> DESCRIPTION OF THE TASK
For every entry below, retype it exactly as it reads.

> DATA EXTRACTS

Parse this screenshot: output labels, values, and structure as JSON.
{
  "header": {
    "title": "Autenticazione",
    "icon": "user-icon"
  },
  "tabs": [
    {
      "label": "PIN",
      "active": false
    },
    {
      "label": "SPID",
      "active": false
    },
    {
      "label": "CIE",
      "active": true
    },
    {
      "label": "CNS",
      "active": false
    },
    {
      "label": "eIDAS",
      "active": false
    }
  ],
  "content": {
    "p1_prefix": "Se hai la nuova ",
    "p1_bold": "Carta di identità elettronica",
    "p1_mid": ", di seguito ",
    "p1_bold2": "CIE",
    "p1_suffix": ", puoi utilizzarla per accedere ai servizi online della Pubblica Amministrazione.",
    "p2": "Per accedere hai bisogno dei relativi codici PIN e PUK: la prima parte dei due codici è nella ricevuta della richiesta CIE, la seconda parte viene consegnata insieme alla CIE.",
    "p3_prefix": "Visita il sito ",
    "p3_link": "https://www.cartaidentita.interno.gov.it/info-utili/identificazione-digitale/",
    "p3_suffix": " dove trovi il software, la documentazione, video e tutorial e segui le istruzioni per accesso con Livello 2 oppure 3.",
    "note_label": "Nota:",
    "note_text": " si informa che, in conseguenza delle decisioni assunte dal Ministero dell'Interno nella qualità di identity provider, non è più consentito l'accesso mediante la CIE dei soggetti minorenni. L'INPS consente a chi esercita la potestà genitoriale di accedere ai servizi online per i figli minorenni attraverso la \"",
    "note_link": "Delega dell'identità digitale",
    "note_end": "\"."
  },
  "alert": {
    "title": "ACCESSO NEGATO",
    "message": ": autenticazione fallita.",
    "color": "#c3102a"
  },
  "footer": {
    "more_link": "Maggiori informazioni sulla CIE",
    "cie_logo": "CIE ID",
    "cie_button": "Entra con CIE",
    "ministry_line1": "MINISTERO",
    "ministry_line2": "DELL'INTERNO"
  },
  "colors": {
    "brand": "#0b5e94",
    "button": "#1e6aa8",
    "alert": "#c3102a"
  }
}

> WRITTEN ANSWER
Parse this screenshot: output labels, values, and structure as JSON.
{
  "header": {
    "title": "Autenticazione",
    "icon": "user-icon"
  },
  "tabs": [
    {
      "label": "PIN",
      "active": false
    },
    {
      "label": "SPID",
      "active": false
    },
    {
      "label": "CIE",
      "active": true
    },
    {
      "label": "CNS",
      "active": false
    },
    {
      "label": "eIDAS",
      "active": false
    }
  ],
  "content": {
    "p1_prefix": "Se hai la nuova ",
    "p1_bold": "Carta di identità elettronica",
    "p1_mid": ", di seguito ",
    "p1_bold2": "CIE",
    "p1_suffix": ", puoi utilizzarla per accedere ai servizi online della Pubblica Amministrazione.",
    "p2": "Per accedere hai bisogno dei relativi codici PIN e PUK: la prima parte dei due codici è nella ricevuta della richiesta CIE, la seconda parte viene consegnata insieme alla CIE.",
    "p3_prefix": "Visita il sito ",
    "p3_link": "https://www.cartaidentita.interno.gov.it/info-utili/identificazione-digitale/",
    "p3_suffix": " dove trovi il software, la documentazione, video e tutorial e segui le istruzioni per accesso con Livello 2 oppure 3.",
    "note_label": "Nota:",
    "note_text": " si informa che, in conseguenza delle decisioni assunte dal Ministero dell'Interno nella qualità di identity provider, non è più consentito l'accesso mediante la CIE dei soggetti minorenni. L'INPS consente a chi esercita la potestà genitoriale di accedere ai servizi online per i figli minorenni attraverso la \"",
    "note_link": "Delega dell'identità digitale",
    "note_end": "\"."
  },
  "alert": {
    "title": "ACCESSO NEGATO",
    "message": ": autenticazione fallita.",
    "color": "#c3102a"
  },
  "footer": {
    "more_link": "Maggiori informazioni sulla CIE",
    "cie_logo": "CIE ID",
    "cie_button": "Entra con CIE",
    "ministry_line1": "MINISTERO",
    "ministry_line2": "DELL'INTERNO"
  },
  "colors": {
    "brand": "#0b5e94",
    "button": "#1e6aa8",
    "alert": "#c3102a"
  }
}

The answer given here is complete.